On March 24, 1874, Erik Weisz was born to Rabbi Weisz and his wife Cecilia in Budapest, Austria-Hungary. That may mean nothing to most of you until I tell you that he was better known under the stage name of Harry Houdini. He was a world-renowned magician and escape artist but did you know that he was also an actor?
Harry began his magic career in 1891 doing mostly card tricks before he started experimenting with escape acts. He would become famous for his handcuff tricks, even being nicknamed “The Handcuff King”. By the early 1900s, he was moving on to more daring acts. There was the Chinese water torture act and the straitjacket challenge, not to mention even being buried alive. But while he was becoming a legend in the field of magic, he was also dabbling in the world of Hollywood.
As early as 1906, Houdini was showing films of his escapes during his vaudeville act. In 1909, he was offered the part of Captain Nemo in what would have been the original version of 20,000 Leagues Under the Sea. It would be another nine years before Hollywood tried again. In 1918, he would receive another opportunity with the cliffhanger serial, The Master Mystery.
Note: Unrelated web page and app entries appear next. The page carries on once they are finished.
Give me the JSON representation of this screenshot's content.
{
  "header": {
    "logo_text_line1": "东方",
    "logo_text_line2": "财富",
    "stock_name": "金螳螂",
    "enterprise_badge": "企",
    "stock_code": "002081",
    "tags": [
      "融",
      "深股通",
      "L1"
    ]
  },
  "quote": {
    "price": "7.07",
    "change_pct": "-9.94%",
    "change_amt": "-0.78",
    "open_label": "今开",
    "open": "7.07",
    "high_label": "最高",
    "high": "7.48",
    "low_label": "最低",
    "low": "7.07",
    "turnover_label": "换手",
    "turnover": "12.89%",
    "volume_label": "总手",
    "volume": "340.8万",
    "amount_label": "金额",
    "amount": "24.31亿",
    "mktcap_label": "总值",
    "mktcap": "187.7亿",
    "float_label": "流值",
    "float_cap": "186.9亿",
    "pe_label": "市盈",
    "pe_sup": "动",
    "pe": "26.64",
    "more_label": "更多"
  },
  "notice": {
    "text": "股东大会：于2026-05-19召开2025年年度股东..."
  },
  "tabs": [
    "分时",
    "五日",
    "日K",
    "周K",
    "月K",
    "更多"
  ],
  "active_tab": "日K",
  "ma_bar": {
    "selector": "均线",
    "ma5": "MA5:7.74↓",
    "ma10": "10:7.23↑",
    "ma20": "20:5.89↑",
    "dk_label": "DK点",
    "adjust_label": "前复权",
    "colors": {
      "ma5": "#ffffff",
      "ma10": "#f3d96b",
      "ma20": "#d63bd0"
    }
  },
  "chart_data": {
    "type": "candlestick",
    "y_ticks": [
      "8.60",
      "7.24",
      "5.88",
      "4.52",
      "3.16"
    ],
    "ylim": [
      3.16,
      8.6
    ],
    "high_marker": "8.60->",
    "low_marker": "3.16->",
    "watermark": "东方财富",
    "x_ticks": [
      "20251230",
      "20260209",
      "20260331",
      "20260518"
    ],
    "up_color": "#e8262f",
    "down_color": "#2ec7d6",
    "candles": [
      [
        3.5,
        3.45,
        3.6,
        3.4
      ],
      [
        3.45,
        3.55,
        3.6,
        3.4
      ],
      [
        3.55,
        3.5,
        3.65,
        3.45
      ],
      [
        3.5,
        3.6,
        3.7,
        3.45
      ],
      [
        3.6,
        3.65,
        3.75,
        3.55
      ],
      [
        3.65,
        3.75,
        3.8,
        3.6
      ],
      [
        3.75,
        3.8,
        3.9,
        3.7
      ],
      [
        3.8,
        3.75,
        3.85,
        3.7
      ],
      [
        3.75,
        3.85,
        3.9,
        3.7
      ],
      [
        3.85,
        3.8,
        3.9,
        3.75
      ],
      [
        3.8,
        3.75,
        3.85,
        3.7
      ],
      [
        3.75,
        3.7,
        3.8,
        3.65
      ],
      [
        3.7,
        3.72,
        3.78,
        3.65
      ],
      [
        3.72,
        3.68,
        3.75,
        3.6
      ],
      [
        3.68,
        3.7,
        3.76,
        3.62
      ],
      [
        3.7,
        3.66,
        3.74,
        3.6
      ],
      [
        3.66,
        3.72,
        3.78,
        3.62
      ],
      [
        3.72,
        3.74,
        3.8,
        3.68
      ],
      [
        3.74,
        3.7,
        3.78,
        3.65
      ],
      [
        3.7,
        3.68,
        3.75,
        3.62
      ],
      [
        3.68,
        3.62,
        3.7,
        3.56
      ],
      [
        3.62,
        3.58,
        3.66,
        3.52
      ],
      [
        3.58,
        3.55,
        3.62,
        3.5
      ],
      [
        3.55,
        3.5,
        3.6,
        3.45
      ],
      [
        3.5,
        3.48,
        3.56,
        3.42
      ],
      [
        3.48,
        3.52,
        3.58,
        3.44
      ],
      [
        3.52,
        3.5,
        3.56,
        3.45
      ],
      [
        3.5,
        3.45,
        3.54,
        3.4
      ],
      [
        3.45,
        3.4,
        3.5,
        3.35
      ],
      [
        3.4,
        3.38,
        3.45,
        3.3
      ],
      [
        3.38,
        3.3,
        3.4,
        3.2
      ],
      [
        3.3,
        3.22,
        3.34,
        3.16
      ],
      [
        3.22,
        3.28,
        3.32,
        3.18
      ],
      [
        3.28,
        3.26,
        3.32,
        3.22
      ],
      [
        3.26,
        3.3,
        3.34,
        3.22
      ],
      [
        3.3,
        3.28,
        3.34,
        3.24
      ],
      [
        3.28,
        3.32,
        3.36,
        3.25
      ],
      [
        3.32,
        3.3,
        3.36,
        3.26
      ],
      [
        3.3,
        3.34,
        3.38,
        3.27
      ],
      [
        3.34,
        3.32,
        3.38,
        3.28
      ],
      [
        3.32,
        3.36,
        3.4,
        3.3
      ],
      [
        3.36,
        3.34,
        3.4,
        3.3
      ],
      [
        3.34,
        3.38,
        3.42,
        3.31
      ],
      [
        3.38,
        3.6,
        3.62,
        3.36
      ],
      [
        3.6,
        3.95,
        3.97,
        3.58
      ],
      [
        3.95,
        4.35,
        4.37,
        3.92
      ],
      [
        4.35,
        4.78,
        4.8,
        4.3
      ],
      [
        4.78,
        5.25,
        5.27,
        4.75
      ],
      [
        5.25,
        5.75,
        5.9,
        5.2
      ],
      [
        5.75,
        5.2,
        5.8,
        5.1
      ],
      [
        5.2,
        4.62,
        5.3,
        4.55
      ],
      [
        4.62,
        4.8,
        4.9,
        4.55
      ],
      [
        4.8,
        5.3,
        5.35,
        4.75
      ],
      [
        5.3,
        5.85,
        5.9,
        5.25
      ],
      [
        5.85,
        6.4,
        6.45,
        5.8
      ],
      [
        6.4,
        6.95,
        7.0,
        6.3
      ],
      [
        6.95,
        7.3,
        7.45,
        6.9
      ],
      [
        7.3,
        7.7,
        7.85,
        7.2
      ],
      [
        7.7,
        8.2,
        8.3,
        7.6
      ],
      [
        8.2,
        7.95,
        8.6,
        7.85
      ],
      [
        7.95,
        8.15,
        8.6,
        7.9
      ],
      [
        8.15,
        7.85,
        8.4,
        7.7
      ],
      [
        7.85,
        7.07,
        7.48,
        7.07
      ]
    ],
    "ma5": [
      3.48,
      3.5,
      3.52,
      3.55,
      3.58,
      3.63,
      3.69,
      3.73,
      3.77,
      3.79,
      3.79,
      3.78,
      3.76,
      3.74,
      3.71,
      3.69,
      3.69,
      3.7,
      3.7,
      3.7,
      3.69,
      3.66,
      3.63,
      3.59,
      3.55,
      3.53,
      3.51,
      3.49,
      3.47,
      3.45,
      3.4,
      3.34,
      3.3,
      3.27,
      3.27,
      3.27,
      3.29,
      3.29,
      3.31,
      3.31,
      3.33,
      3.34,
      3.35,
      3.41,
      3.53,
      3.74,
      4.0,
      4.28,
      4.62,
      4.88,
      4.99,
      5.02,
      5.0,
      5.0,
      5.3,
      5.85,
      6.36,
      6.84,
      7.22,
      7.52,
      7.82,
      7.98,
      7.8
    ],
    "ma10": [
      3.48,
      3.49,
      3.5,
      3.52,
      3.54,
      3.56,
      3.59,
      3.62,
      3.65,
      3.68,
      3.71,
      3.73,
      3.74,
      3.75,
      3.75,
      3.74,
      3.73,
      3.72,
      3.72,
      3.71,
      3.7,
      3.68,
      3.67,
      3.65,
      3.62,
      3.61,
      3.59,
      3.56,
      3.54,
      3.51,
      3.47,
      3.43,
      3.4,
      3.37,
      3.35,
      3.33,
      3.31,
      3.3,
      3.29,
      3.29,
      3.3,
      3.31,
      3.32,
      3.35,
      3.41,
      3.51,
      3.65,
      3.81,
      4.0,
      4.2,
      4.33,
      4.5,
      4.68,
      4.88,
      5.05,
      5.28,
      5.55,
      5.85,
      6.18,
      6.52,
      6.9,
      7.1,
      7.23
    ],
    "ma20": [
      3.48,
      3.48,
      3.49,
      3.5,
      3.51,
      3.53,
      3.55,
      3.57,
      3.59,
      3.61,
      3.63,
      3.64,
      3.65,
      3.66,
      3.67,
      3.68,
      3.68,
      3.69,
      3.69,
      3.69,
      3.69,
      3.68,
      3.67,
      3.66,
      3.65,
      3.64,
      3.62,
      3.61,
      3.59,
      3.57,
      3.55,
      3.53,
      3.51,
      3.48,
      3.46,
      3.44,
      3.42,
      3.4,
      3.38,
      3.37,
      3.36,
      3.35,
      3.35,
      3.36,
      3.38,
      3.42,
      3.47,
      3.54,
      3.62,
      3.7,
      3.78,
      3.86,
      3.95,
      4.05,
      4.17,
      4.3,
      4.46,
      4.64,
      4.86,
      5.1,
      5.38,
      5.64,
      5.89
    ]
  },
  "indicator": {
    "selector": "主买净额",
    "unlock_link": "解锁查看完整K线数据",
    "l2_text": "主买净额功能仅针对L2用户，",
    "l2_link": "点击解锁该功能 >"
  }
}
Between 1919 and 1923, Houdini would go on to make another four films, the last of which was Haldane of the Secret Service (1923). He even founded his own film laboratory, The Film Development Corporation, with his brother Theodore. However, by 1923, Houdini had grown tired of the business, claiming there was too little profit.
It may come as another surprise that even Houdini’s voice was recorded. He made a total of six Edison wax cylinders in 1914. Presumed lost for many years, they were rediscovered in a private collection in 1970 and are now owned by magician David Copperfield. You can hear his voice on YouTube in a recently remastered version with noise reduction.
Harry Houdini died on Halloween afternoon, 1926, of peritonitis and a ruptured appendix. He was only 52 years old. There has been speculation for years about his death, some believing it was the result of an attack on his abdomen by a student. Despite the controversy, his legacy as a master magician lives on today. But his film career is seldom talked about. Houdini has been the subject of several films over the years, including Houdini (1953) starring Tony Curtis, The Great Houdini (1976) with Paul Michael Glaser and, most recently, Adrien Brody took on the role in the mini-series Houdini (2014).
Harry Houdini’s five films deserve more recognition. Kino International released a fantastic DVD set in 2008, now out-of-print. It only included about five minutes of The Grim Game (1919) as the film was considered lost at the time. However, the movie was in a private collection and it was sold to Turner Classic Movies in 2014. They restored it and publicly showed the film in March 2015, followed by a television broadcast in October 2015.
In honor of this master magician and escape artist, I’ll be reviewing The Master Mystery (1918) next week with the rest of his five films following every Friday through December. I hope you’ll enjoy this retrospect and glimpse into the seldom seen and little known film career of the legendary Harry Houdini.